It’s been a tough week for associate cricket. The global spread of the novel coronavirus, COVID-19, has been responsible for the cancellation of three tournaments in the space of 4 days.
First to fall was a hotly anticipated 50 over quadrangular series between the women’s teams of Ireland, Zimbabwe, Netherlands and hosts Thailand. With all four set to participate in the Women’s World Cup Qualifier in Sri Lanka in July, the loss of match practice will be a hinderance for the hopes of all four teams of upsetting the odds and qualifying for the 2021 Women’s World Cup
Thursday then saw the Everest Premier League, Nepal’s premier franchise T20 league, ‘postponed’ over coronavirus fears. The 4th edition of the tournament looked set to be the biggest in its history, with the likes of Chris Gayle and Corey Anderson lured to the country for the first time. Whilst organisers have endeavoured to reschedule the tournament for the earliest date at which it is safe and practical, the likelihood is that it won’t be before the start of the wet season in June, and so October appears to be the earliest possible date, in the start of the 2020-2021 season.

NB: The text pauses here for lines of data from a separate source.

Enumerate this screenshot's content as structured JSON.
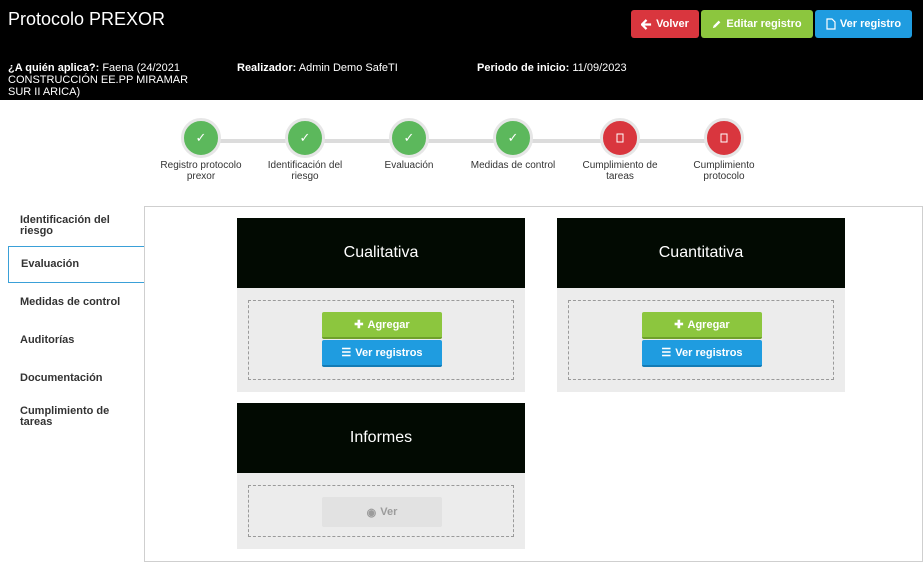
{
  "header": {
    "title": "Protocolo PREXOR",
    "buttons": {
      "back": "Volver",
      "edit": "Editar registro",
      "view": "Ver registro"
    },
    "applies_to_label": "¿A quién aplica?:",
    "applies_to_value": "Faena (24/2021 CONSTRUCCIÓN EE.PP MIRAMAR SUR II ARICA)",
    "realizer_label": "Realizador:",
    "realizer_value": "Admin Demo SafeTI",
    "start_label": "Periodo de inicio:",
    "start_value": "11/09/2023"
  },
  "steps": [
    {
      "label": "Registro protocolo prexor",
      "status": "done"
    },
    {
      "label": "Identificación del riesgo",
      "status": "done"
    },
    {
      "label": "Evaluación",
      "status": "done"
    },
    {
      "label": "Medidas de control",
      "status": "done"
    },
    {
      "label": "Cumplimiento de tareas",
      "status": "pending"
    },
    {
      "label": "Cumplimiento protocolo",
      "status": "pending"
    }
  ],
  "sidebar": {
    "items": [
      {
        "label": "Identificación del riesgo"
      },
      {
        "label": "Evaluación"
      },
      {
        "label": "Medidas de control"
      },
      {
        "label": "Auditorías"
      },
      {
        "label": "Documentación"
      },
      {
        "label": "Cumplimiento de tareas"
      }
    ]
  },
  "cards": {
    "cualitativa": {
      "title": "Cualitativa",
      "add": "Agregar",
      "list": "Ver registros"
    },
    "cuantitativa": {
      "title": "Cuantitativa",
      "add": "Agregar",
      "list": "Ver registros"
    },
    "informes": {
      "title": "Informes",
      "view": "Ver"
    }
  },
  "colors": {
    "header_bg": "#000000",
    "danger": "#d9363e",
    "success": "#8cc63e",
    "info": "#1f9ce0",
    "step_done": "#5cb85c"
  }
}
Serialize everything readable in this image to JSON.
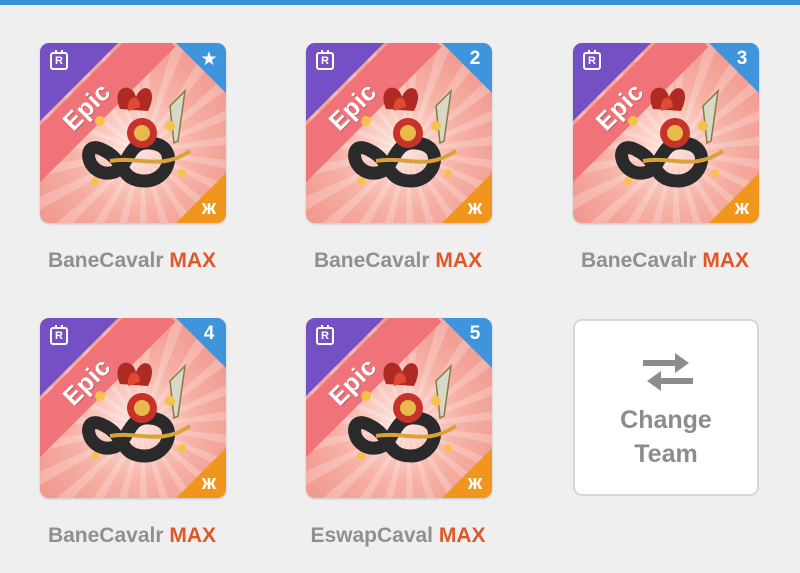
{
  "team": {
    "slots": [
      {
        "rarity": "Epic",
        "slot_label": "★",
        "element_icon": "ж",
        "creature_name": "BaneCavalr",
        "level_badge": "MAX"
      },
      {
        "rarity": "Epic",
        "slot_label": "2",
        "element_icon": "ж",
        "creature_name": "BaneCavalr",
        "level_badge": "MAX"
      },
      {
        "rarity": "Epic",
        "slot_label": "3",
        "element_icon": "ж",
        "creature_name": "BaneCavalr",
        "level_badge": "MAX"
      },
      {
        "rarity": "Epic",
        "slot_label": "4",
        "element_icon": "ж",
        "creature_name": "BaneCavalr",
        "level_badge": "MAX"
      },
      {
        "rarity": "Epic",
        "slot_label": "5",
        "element_icon": "ж",
        "creature_name": "EswapCaval",
        "level_badge": "MAX"
      }
    ],
    "change_team": {
      "line1": "Change",
      "line2": "Team",
      "icon": "swap-arrows-icon"
    }
  },
  "colors": {
    "top_bar": "#3a8fd6",
    "rarity_epic": "#f0737a",
    "top_left_corner": "#7550c4",
    "slot_badge": "#3f95db",
    "element_badge": "#f0961e",
    "max_label": "#e1572a",
    "name_text": "#909090"
  }
}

The third and most recent casualty was the postponement of the 2nd round of Cricket World Cup Challenge League A, set to be held in Malaysia later this month and feature Canada, Singapore, Qatar, Denmark and Vanuatu, alongside the hosts. As an ICC tournament as part of the 2023 World Cup qualifying process, the likelihood is that it will be replayed later in the year.
The loss or delay of these three tournaments will not be the last, but most likely the early warning system in what could be a tsunami of cancellations and postponements of sporting events across the world (and not just limited to cricket). Threats will be posed to the summer Olympic Games in Japan and even to the behemoth that is the IPL should the virus’ spread accelerate across India.
For associate nations, particularly those who have already confirmed and booked fixtures in the first half of this year, the threat is not only either to the cricket matches or the health of players and support staff, but also the health of the respective board’s finances. For the Netherland and Namibia, who were set to play a six-match tour in Windhoek over late March and early April, the boards may well find that the money spent on travel and accommodation arrangements may not be refundable should the tour not go ahead. Boards will effectively be spending money for matches they aren’t playing and when on shoe-string budgets as many associates are, the consequences will make themselves felt.
Such impacts could well be felt among the 5 associates – Oman, Scotland, Papua New Guinea and the aforementioned Netherlands and Namibia – who travel to Australia for the T20 World Cup in October. Whilst the worst of the virus will likely be long gone by then, the loss of match practice will be hurtful to the hopes and chances of these sides qualifying for the 2nd round of the tournament and springing upsets along the way.
Among the most threatened will be the European summer. As governments brace themselves and look to delay the worst of any outbreaks until warmer months in the hope that the presumed seasonal nature of the virus will make its spread and effect slower, it could have a knock on effect on the start of the cricket season in Europe.
Ireland plays host to its first two legs of their Cricket World Cup Super League campaign against Bangladesh and New Zealand in May and June. Should these matches be postponed, it could well inflict further injury to the financial woes faced by Cricket Ireland in the past year, which has left the board on shaky ground. Scotland and the Netherland’s flagship fixtures in June and July could also be impacted, which would be a huge loss as these board push for more high profile fixtures.
2020 was shaping up to be an explosive year of growth for European cricket; the impact of global international status in T20s, coupled with a series of World Cup qualifying tournaments and the expansion of the European Cricket League and nascent European Cricket Series had resulted in massive numbers of fixtures set to be played over the summer. COVID-19 could well mean that many of these fixtures are delayed or not played, stalling the impressive progress that was made in establishing the game in previous years.
Whilst the spread of COVID-19 is largely unpredictable, the shadow it casts will certainly leave the cricketing world reeling, but in the same way the least resourced governments are the least able to mitigate the impacts and spread of the virus, the least resourced crickets boards are likely to feel the greatest strain.
All we can do is wait with bated breath.